HVAC system performance reviews may include equipment replacement, demand-control ventilation or equipment maintenance. Air-quality optimization is another area an audit can address.
Strategies for minimizing the environmental effects of water usage may include replacing conventional hot water systems and steam lines with gas-powered absorption systems that use gray water (i.e., non-industrial wastewater), as well as using gray water in toilets instead of tap water.
Technological improvements to a facility may include co-generation or combined heat-and-power solutions to achieve peak demand savings, recapturing exhaust heat to warm the facility, using reflective or green rooftops that reduce the need for air conditioning and installing variable frequency drives to control the speed of motors that power HVAC equipment.

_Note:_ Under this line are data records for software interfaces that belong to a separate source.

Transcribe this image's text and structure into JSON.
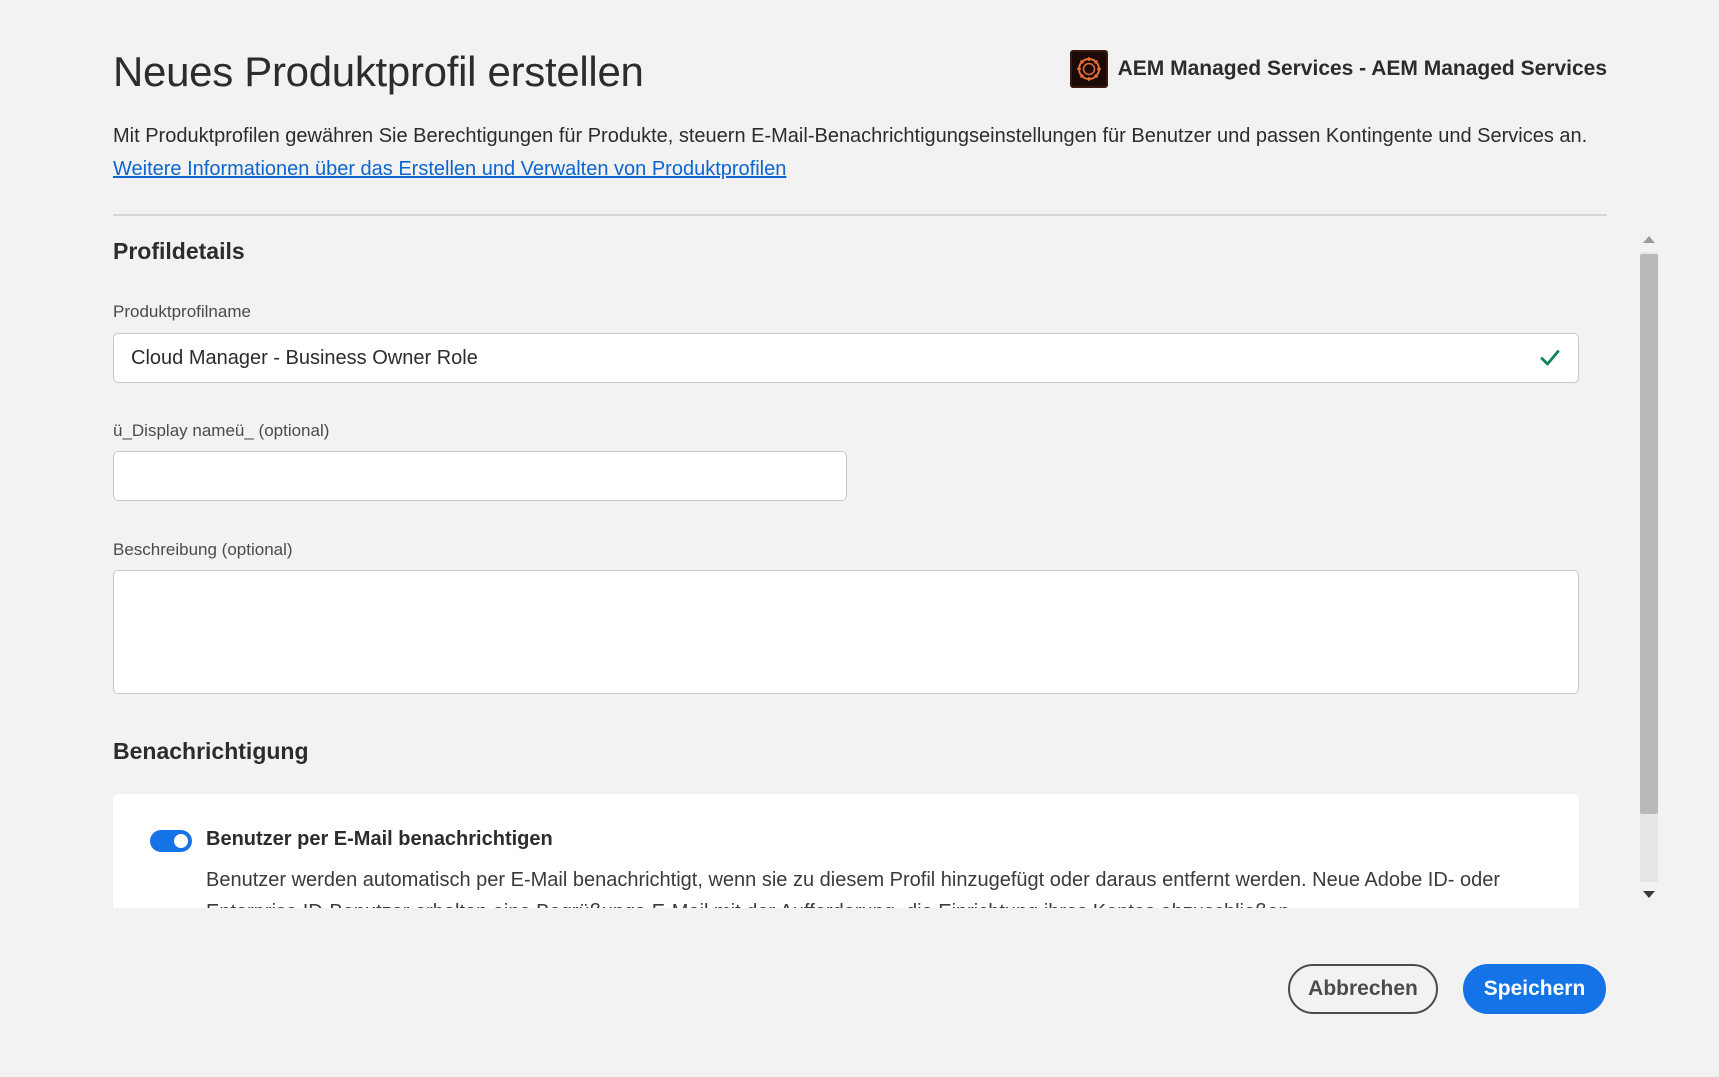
{
  "dialog": {
    "title": "Neues Produktprofil erstellen",
    "product_icon": "aem-managed-services-logo",
    "product_name": "AEM Managed Services - AEM Managed Services",
    "intro": "Mit Produktprofilen gewähren Sie Berechtigungen für Produkte, steuern E-Mail-Benachrichtigungseinstellungen für Benutzer und passen Kontingente und Services an.",
    "learn_more_link": "Weitere Informationen über das Erstellen und Verwalten von Produktprofilen"
  },
  "profile_details": {
    "section_title": "Profildetails",
    "name_label": "Produktprofilname",
    "name_value": "Cloud Manager - Business Owner Role",
    "name_valid_icon": "checkmark-icon",
    "display_name_label": "ü_Display nameü_ (optional)",
    "display_name_value": "",
    "description_label": "Beschreibung (optional)",
    "description_value": ""
  },
  "notification": {
    "section_title": "Benachrichtigung",
    "toggle_label": "Benutzer per E-Mail benachrichtigen",
    "toggle_on": true,
    "toggle_description": "Benutzer werden automatisch per E-Mail benachrichtigt, wenn sie zu diesem Profil hinzugefügt oder daraus entfernt werden. Neue Adobe ID- oder Enterprise ID-Benutzer erhalten eine Begrüßungs-E-Mail mit der Aufforderung, die Einrichtung ihres Kontos abzuschließen."
  },
  "footer": {
    "cancel_label": "Abbrechen",
    "save_label": "Speichern"
  },
  "colors": {
    "accent": "#1473e6",
    "link": "#0d66d0",
    "valid": "#12805c"
  }
}
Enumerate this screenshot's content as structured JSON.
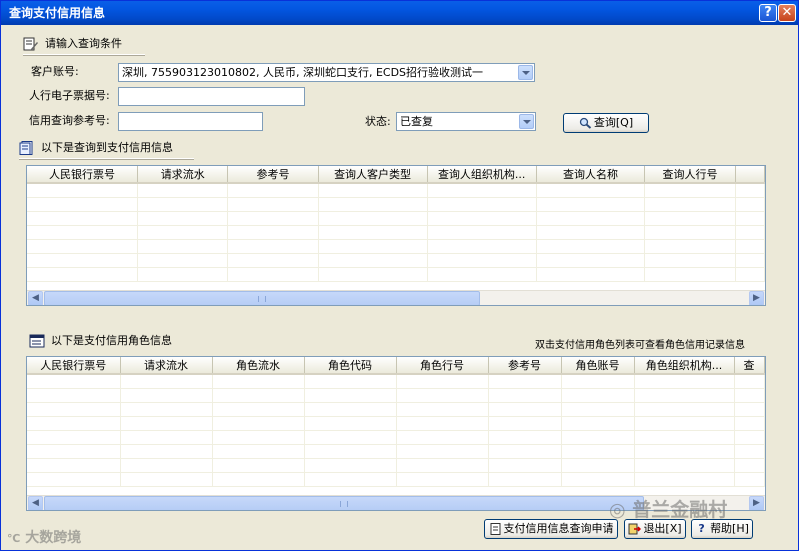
{
  "window": {
    "title": "查询支付信用信息",
    "help_glyph": "?",
    "close_glyph": "✕"
  },
  "query_section": {
    "header": "请输入查询条件",
    "icon": "edit-form-icon"
  },
  "fields": {
    "account_label": "客户账号:",
    "account_value": "深圳, 755903123010802, 人民币, 深圳蛇口支行, ECDS招行验收测试一",
    "ticket_label": "人行电子票据号:",
    "ticket_value": "",
    "ref_label": "信用查询参考号:",
    "ref_value": "",
    "status_label": "状态:",
    "status_value": "已查复"
  },
  "query_button": {
    "label": "查询[Q]",
    "icon": "magnifier-icon"
  },
  "results_section": {
    "header": "以下是查询到支付信用信息",
    "icon": "document-icon",
    "columns": [
      "人民银行票号",
      "请求流水",
      "参考号",
      "查询人客户类型",
      "查询人组织机构...",
      "查询人名称",
      "查询人行号"
    ]
  },
  "roles_section": {
    "header": "以下是支付信用角色信息",
    "icon": "window-icon",
    "hint": "双击支付信用角色列表可查看角色信用记录信息",
    "columns": [
      "人民银行票号",
      "请求流水",
      "角色流水",
      "角色代码",
      "角色行号",
      "参考号",
      "角色账号",
      "角色组织机构...",
      "查"
    ]
  },
  "footer_buttons": {
    "apply": "支付信用信息查询申请",
    "exit": "退出[X]",
    "help": "帮助[H]"
  },
  "watermarks": {
    "left": "大数跨境",
    "right": "普兰金融村"
  },
  "colors": {
    "titlebar": "#0356e0",
    "window_bg": "#ece9d8",
    "border": "#7f9db9"
  }
}
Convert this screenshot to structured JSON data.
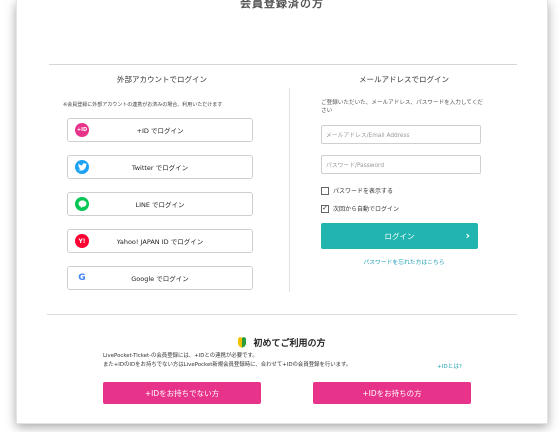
{
  "page": {
    "top_title": "会員登録済の方"
  },
  "external": {
    "heading": "外部アカウントでログイン",
    "note": "※会員登録に外部アカウントの連携がお済みの場合、利用いただけます",
    "buttons": [
      {
        "label": "+ID でログイン",
        "icon": "plus-id-icon",
        "icon_text": "+ID",
        "color": "#e8338a"
      },
      {
        "label": "Twitter でログイン",
        "icon": "twitter-icon",
        "icon_text": "",
        "color": "#1da1f2"
      },
      {
        "label": "LINE でログイン",
        "icon": "line-icon",
        "icon_text": "",
        "color": "#06c755"
      },
      {
        "label": "Yahoo! JAPAN ID でログイン",
        "icon": "yahoo-icon",
        "icon_text": "Y!",
        "color": "#ff0033"
      },
      {
        "label": "Google でログイン",
        "icon": "google-icon",
        "icon_text": "G",
        "color": "#ffffff"
      }
    ]
  },
  "email": {
    "heading": "メールアドレスでログイン",
    "note": "ご登録いただいた、メールアドレス、パスワードを入力してください",
    "email_placeholder": "メールアドレス/Email Address",
    "password_placeholder": "パスワード/Password",
    "show_password_label": "パスワードを表示する",
    "show_password_checked": false,
    "auto_login_label": "次回から自動でログイン",
    "auto_login_checked": true,
    "login_button": "ログイン",
    "forgot_link": "パスワードを忘れた方はこちら"
  },
  "first_time": {
    "heading": "初めてご利用の方",
    "line1": "LivePocket-Ticket-の会員登録には、+IDとの連携が必要です。",
    "line2": "また+IDのIDをお持ちでない方はLivePocket新規会員登録時に、合わせて+IDの会員登録を行います。",
    "what_link": "+IDとは?",
    "btn_no_id": "+IDをお持ちでない方",
    "btn_have_id": "+IDをお持ちの方"
  },
  "colors": {
    "teal": "#22b5b0",
    "pink": "#e8338a",
    "link": "#1b9fb4"
  }
}
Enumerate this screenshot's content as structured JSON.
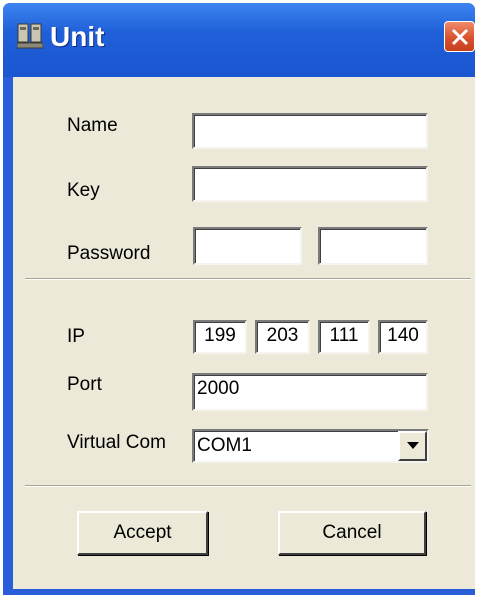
{
  "window": {
    "title": "Unit",
    "app_icon": "network-icon",
    "close_icon": "close-icon"
  },
  "form": {
    "name": {
      "label": "Name",
      "value": ""
    },
    "key": {
      "label": "Key",
      "value": ""
    },
    "password": {
      "label": "Password",
      "value_1": "",
      "value_2": ""
    },
    "ip": {
      "label": "IP",
      "octets": [
        "199",
        "203",
        "111",
        "140"
      ]
    },
    "port": {
      "label": "Port",
      "value": "2000"
    },
    "virtual_com": {
      "label": "Virtual Com",
      "selected": "COM1",
      "dropdown_icon": "chevron-down-icon"
    }
  },
  "buttons": {
    "accept": "Accept",
    "cancel": "Cancel"
  },
  "colors": {
    "titlebar": "#1f5fd8",
    "client_bg": "#ece9d8",
    "close_button": "#d9522e"
  }
}
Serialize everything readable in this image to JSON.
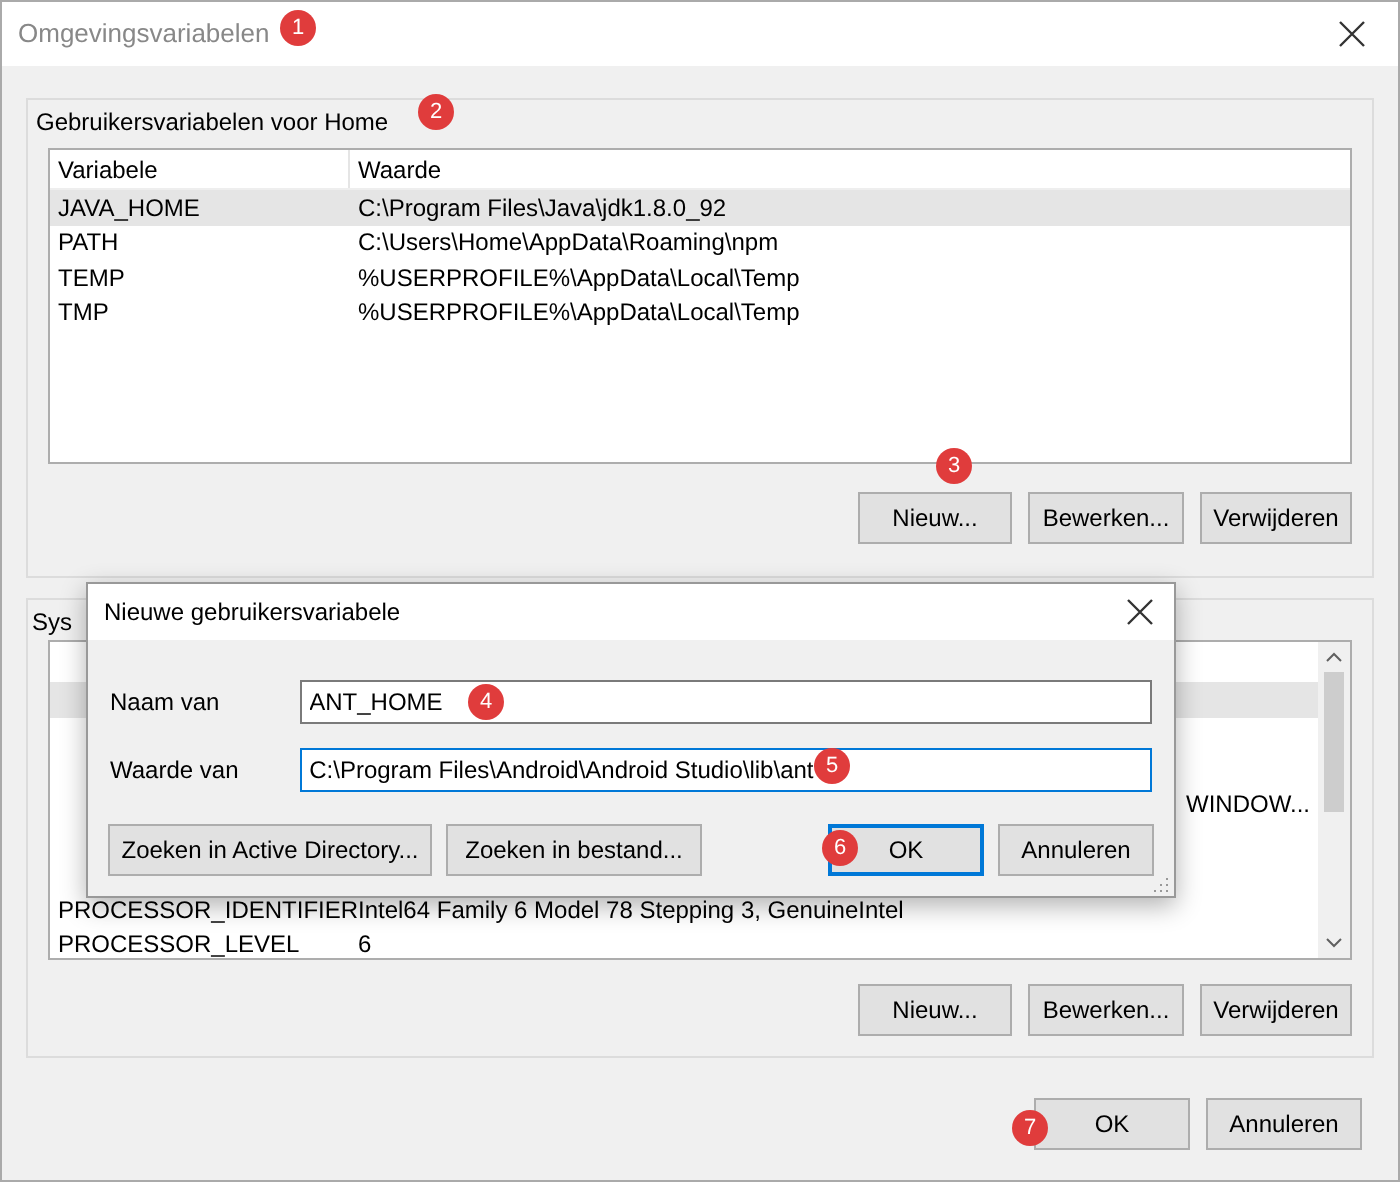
{
  "window": {
    "title": "Omgevingsvariabelen"
  },
  "user_group": {
    "title": "Gebruikersvariabelen voor Home",
    "columns": [
      "Variabele",
      "Waarde"
    ],
    "rows": [
      {
        "name": "JAVA_HOME",
        "value": "C:\\Program Files\\Java\\jdk1.8.0_92",
        "selected": true
      },
      {
        "name": "PATH",
        "value": "C:\\Users\\Home\\AppData\\Roaming\\npm",
        "selected": false
      },
      {
        "name": "TEMP",
        "value": "%USERPROFILE%\\AppData\\Local\\Temp",
        "selected": false
      },
      {
        "name": "TMP",
        "value": "%USERPROFILE%\\AppData\\Local\\Temp",
        "selected": false
      }
    ],
    "buttons": [
      "Nieuw...",
      "Bewerken...",
      "Verwijderen"
    ]
  },
  "system_group": {
    "title": "Sys",
    "rows": [
      {
        "selected": true
      },
      {
        "selected": false
      },
      {
        "selected": false
      },
      {
        "value": "WINDOW...",
        "selected": false
      },
      {
        "selected": false
      },
      {
        "selected": false
      },
      {
        "name": "PROCESSOR_IDENTIFIER",
        "value": "Intel64 Family 6 Model 78 Stepping 3, GenuineIntel",
        "selected": false
      },
      {
        "name": "PROCESSOR_LEVEL",
        "value": "6",
        "selected": false
      }
    ],
    "buttons": [
      "Nieuw...",
      "Bewerken...",
      "Verwijderen"
    ]
  },
  "footer_buttons": [
    "OK",
    "Annuleren"
  ],
  "dialog": {
    "title": "Nieuwe gebruikersvariabele",
    "fields": [
      {
        "label": "Naam van",
        "value": "ANT_HOME",
        "focused": false
      },
      {
        "label": "Waarde van",
        "value": "C:\\Program Files\\Android\\Android Studio\\lib\\ant",
        "focused": true
      }
    ],
    "left_buttons": [
      "Zoeken in Active Directory...",
      "Zoeken in bestand..."
    ],
    "buttons": [
      {
        "label": "OK",
        "default": true
      },
      {
        "label": "Annuleren",
        "default": false
      }
    ]
  },
  "badges": [
    {
      "number": "1"
    },
    {
      "number": "2"
    },
    {
      "number": "3"
    },
    {
      "number": "4"
    },
    {
      "number": "5"
    },
    {
      "number": "6"
    },
    {
      "number": "7"
    }
  ]
}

In many instances, compressed air may be used more efficiently through demand control and air leak programs. Ensuring proper compressed air system operation and pressure calibration should also be included in facility improvements.
Changing the culture
The audit should also evaluate employee behavior to help ensure that everyone in the organization thinks continually about how energy is used. Each individual’s actions must support plans or policies that reduce consumption.
To help ensure that an energy audit provides maximum value to the facility, it is critical that management create an energy-awareness culture that sets expectations about energy consumption. In this kind of environment, employees know what is important and how they are expected to act.
Key characteristics of an energy-awareness culture at the facility or corporate level include:
What you’ll learn
A comprehensive energy audit is a six-step process that consists of:
- Events & Awards
- Magazine Archives
- Oil & Gas Engineering
- Salary Survey
- Digital Reports
Annual Salary Survey
After almost a decade of uncertainty, the confidence of plant floor managers is soaring. Even with a number of challenges and while implementing new technologies, there is a renewed sense of optimism among plant managers about their business and their future.
The respondents to the 2014 Plant Engineering Salary Survey come from throughout the U.S. and serve a variety of industries, but they are uniform in their optimism about manufacturing. This year’s survey found 79% consider manufacturing a secure career. That’s up from 75% in 2013 and significantly higher than the 63% figure when Plant Engineering first started asking that question a decade ago.